The inaugural Modern Women section is run by Camille Morineau, co-founder of Archive of Women Artists, Research and Exhibitions (AWARE), and comprises solo shows on women artists from 1880-1980. Participants include Piano Nobile bringing Ethel Walker works and Perrotin with others by Anna-Eva Bergman and Germaine Richier. Among the artists featured in the launch of the Studio section are Maggi Hambling and Mona Hatoum.
More than 130 galleries are set to take part in Frieze Masters including Colnaghi, Johnny Van Haeften, Rupert Wace and Koopman Rare Art. Newcomers this year include Charles Beddington, Sadie Coles and White Cube.
The Stand Out section, which returns for its third year under Luke Syson, director of the Fitzwilliam Museum, features decorative arts. Participants include Peter Finer, Sam Fogg and Ronald Phillips.
Coinciding with the National Portrait Gallery’s Portrait Mode project and London Art Week, Agnew’s is holding an exhibition dedicated to German artist Erich Wolfsfeld (1884-1956).
Born to Jewish parents in Prussia, he studied in Berlin and Paris before fighting in the First World War. He continued to pursue his artistic studies and also became a trainer of military police dogs.
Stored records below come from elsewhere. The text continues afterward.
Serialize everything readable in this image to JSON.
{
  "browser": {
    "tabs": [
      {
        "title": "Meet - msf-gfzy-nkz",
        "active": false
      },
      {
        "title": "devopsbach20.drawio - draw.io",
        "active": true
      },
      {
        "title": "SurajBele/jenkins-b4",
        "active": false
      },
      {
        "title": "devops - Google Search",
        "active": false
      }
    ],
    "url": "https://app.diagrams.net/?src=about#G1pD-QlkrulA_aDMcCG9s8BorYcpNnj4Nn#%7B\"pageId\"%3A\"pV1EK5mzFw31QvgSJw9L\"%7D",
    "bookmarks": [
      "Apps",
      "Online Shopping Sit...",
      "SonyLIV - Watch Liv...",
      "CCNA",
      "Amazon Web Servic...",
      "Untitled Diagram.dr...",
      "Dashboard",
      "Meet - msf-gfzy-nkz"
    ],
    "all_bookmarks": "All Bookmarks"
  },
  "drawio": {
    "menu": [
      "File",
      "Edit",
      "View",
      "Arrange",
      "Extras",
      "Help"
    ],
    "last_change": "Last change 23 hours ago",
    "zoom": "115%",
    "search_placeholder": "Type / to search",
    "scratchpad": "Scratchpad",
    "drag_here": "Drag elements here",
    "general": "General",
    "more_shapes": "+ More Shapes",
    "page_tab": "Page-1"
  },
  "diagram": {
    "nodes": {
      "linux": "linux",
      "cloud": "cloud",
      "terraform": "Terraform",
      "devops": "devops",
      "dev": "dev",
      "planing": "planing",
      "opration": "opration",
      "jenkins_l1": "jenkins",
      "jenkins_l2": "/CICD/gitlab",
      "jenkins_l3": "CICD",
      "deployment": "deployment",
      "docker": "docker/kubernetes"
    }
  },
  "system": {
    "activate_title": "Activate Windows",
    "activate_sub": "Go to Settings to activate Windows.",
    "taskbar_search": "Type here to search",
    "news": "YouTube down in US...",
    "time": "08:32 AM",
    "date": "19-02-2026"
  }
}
In 1920, he was appointed professor of painting and etching at the Berlin Academy where he remained until the 1930s when he moved to the UK under the growing Nazi threat.
Influenced by artists such as Adolf von Menzel, Wolfsfeld is widely held to be a leading figure in German Naturalism.
His works are relatively little known today, but with this show, which includes paintings drawings and etchings ranging in price from £650-12,000, the gallery plans to change that fact.
It has reason to be optimistic. One of its long-running projects is boosting the profile of German artist Lotte Laserstein, who studied under Wolsfeld. The British market for her figurative work was launched in a one-woman exhibition the gallery held in 1987. These and similar works now appear regularly at fairs, exhibitions and on the open market.
Browse & Darby
Browse & Darby, the London specialist in British and French pictures, is closing the doors to the Cork Street Gallery on July 19 as it prepares to move.
The firm is relocating to 34 Bury Street, St James’s, and opens in the autumn with the exhibition Anthony Eyton: A Retrospective, celebrating the artist’s centenary.
PAD London, which runs from October 10-15, has announced a line-up of 62 galleries including 12 newcomers.
The fair coincides with Frieze Week, taking place in Mayfair’s Berkeley Square. First-timers include Objects with Narratives of Switzerland and Belgium, Gallery LVS of South Korea, and Melchiorri Studio Gallery of the UK and Italy. Those returning include Modernity, Rose Uniacke, Elisabetta Cipriani and Marcelpoil.
London Gallery Weekend
With 123 galleries participating across the city, London Gallery Weekend drew 50,000 visits during its latest run, June 2-4.
The event is mainly Contemporary, featuring firms such as Alison Jacques, Josh Lilley, Page Gallery and Richard Saltoun Gallery, and including an extensive programme of performance art.
It also hosted 22 regional curators from across the UK (including The Hepworth Wakefield and Aberdeen Archives) thanks to a partnership with Art Fund. The curator bursaries scheme was increased this year to extend overseas and four travelled from European institution such as Wiels of Belgium and Museo d’Arte Moderna di Bologna.
Jeremy Epstein, founder and director, and co-director Sarah Rustin said in a statement: “To have succeeded in drawing more visitors this year and such positive feedback on the buzz and excitement around the expanded London Gallery Weekend offering is exactly what we’d hoped for.”